Symbols: The Saviors of Email Subject Lines?
We spend hours and hours obsessing over our email marketing – debating over the most compelling image, choosing a call to action that works, writing a pithy subject line – and ultimately we all want the same thing: just open the email. Please.
A new trend has hit online marketing: the use of symbols in email subject lines. A star here, a heart there. With the rising popularity of emoji characters and the increasing number of people reading their email from a mobile device, adding symbols to our emails seems natural. We text with them, why not email with them?
Symbols can help set your email apart from the hundreds of others in a crowded inbox. Especially for moms, who are busy with work, family, and running a household. Most people today open their email and see a wall of text, but a red heart or green shamrock may cause them to do a double take: what is that? Who is it from? Gold. The naysayers argue that symbols affect deliverability and sometimes come across jumbled. There is no proof that symbols result in emails being marked as spam and as long as you test your campaigns (see our tip below), your symbols should be safe from spam.
A heart happy day in my mobile inbox.
Before you start emoji-ing your customers like crazy, let’s touch on some email marketing tips for executing symbols well so your efforts are smart and help increase open rates, rather than appear like spam.
Don’t force it.
Just because you’ve decided to try out symbols doesn’t mean they have to be in your next email marketing campaign, or even in one of the next five. Make sure your use of symbols jives with the message of your email. If you’re sending out a survey request, it doesn’t make sense to include a coffee cup icon, but including a red heart in your Valentine’s Day email campaign probably works with your messaging.
Put it up front.
The symbol will lose effectiveness if it’s at the end of the subject line and no one reads it. Place symbols at the beginning, or near the beginning, of your subject line to ensure they grab the attention of the reader and avoid being automatically trashed.
Two subject lines that put symbols at the beginning of the text.
Do a split test.
If you’re getting opposition from your manager or team members about symbols, it’s probably around their effectiveness and deliverability.

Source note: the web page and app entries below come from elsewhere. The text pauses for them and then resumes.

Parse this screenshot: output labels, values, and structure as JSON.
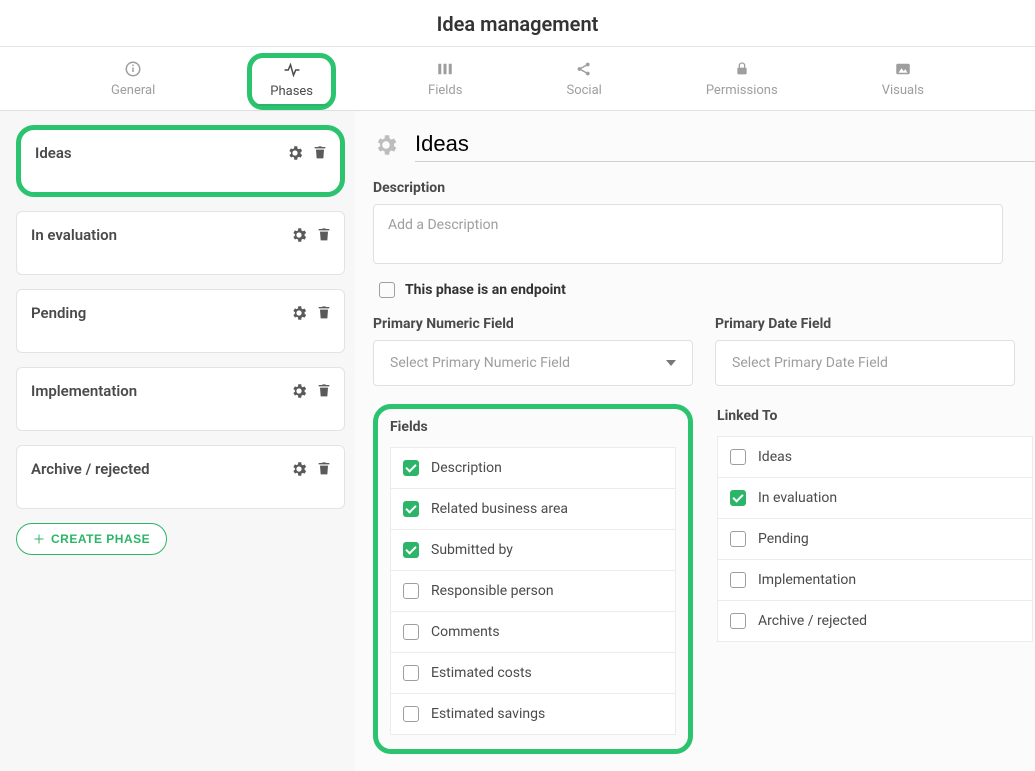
{
  "page_title": "Idea management",
  "tabs": {
    "general": "General",
    "phases": "Phases",
    "fields": "Fields",
    "social": "Social",
    "permissions": "Permissions",
    "visuals": "Visuals"
  },
  "sidebar": {
    "phases": [
      {
        "label": "Ideas"
      },
      {
        "label": "In evaluation"
      },
      {
        "label": "Pending"
      },
      {
        "label": "Implementation"
      },
      {
        "label": "Archive / rejected"
      }
    ],
    "create_label": "CREATE PHASE"
  },
  "main": {
    "title": "Ideas",
    "description_label": "Description",
    "description_placeholder": "Add a Description",
    "endpoint_label": "This phase is an endpoint",
    "primary_numeric_label": "Primary Numeric Field",
    "primary_numeric_placeholder": "Select Primary Numeric Field",
    "primary_date_label": "Primary Date Field",
    "primary_date_placeholder": "Select Primary Date Field",
    "fields_title": "Fields",
    "linked_title": "Linked To",
    "fields": [
      {
        "label": "Description",
        "checked": true
      },
      {
        "label": "Related business area",
        "checked": true
      },
      {
        "label": "Submitted by",
        "checked": true
      },
      {
        "label": "Responsible person",
        "checked": false
      },
      {
        "label": "Comments",
        "checked": false
      },
      {
        "label": "Estimated costs",
        "checked": false
      },
      {
        "label": "Estimated savings",
        "checked": false
      }
    ],
    "linked": [
      {
        "label": "Ideas",
        "checked": false
      },
      {
        "label": "In evaluation",
        "checked": true
      },
      {
        "label": "Pending",
        "checked": false
      },
      {
        "label": "Implementation",
        "checked": false
      },
      {
        "label": "Archive / rejected",
        "checked": false
      }
    ]
  }
}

There’s only one way to calm those fears: put symbols to the test. Put together your upcoming email marketing campaign. In Email A, include the desired symbol in the subject line. Leave it out in Email B. Send Email A to half your distribution list and Email B to the other half. Compare open rates of both campaigns. This will help you decide if shamrocks on St. Patty’s Day are in your future.
Don’t overdo it.
Your email doesn’t need 6 bold stars to get customers’ attention. That will just annoy them and cause them to delete the email. You also don’t need symbols in every single email. Along the lines of don’t force it, don’t go overboard with your use of symbols. Use them wisely and in moderation. Otherwise your emails risk becoming the brand who cried symbols. Not good.
Send yourself a test.
That sunshine might look good in a Word document, but how does it look in your inbox? Always send yourself a test of the final email before going widespread. Send it to your personal and work accounts, or as many different mail exchanges as possible. You want to make sure the placement is right and that the symbol comes across as you expected.
There are endless lists of symbols out there (but remember, don’t overdo it). The symbols on Wikipedia and FSymbols should get you started. Consider your upcoming email marketing campaigns and think about where symbols might fit into the strategy and put them to the test.
Any advice from those of you who have tried symbols in your email subject lines? Tweet us your experience @PunchbowlTrends.